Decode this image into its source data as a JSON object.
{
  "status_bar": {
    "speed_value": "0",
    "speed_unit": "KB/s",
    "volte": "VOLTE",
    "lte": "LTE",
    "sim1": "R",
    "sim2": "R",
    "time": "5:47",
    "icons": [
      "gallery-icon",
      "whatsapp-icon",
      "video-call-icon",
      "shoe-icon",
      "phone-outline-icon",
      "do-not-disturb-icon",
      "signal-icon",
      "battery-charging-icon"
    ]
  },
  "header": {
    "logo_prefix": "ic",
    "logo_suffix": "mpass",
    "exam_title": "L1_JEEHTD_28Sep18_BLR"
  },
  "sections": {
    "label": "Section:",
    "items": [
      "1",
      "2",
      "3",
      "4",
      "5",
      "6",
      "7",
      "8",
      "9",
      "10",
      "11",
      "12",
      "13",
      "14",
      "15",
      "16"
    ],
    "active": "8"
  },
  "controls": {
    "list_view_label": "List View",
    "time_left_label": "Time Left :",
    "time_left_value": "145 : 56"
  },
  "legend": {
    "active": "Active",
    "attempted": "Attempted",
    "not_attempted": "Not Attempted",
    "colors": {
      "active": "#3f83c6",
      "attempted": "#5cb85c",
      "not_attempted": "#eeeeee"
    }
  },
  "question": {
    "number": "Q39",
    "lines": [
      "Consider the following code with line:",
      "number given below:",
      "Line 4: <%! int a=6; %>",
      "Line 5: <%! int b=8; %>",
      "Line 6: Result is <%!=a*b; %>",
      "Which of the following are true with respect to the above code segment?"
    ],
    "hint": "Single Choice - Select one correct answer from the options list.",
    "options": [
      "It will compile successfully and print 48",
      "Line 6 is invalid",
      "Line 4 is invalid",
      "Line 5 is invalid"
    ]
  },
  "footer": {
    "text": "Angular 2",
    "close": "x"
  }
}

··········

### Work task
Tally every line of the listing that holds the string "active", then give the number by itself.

### Reply
3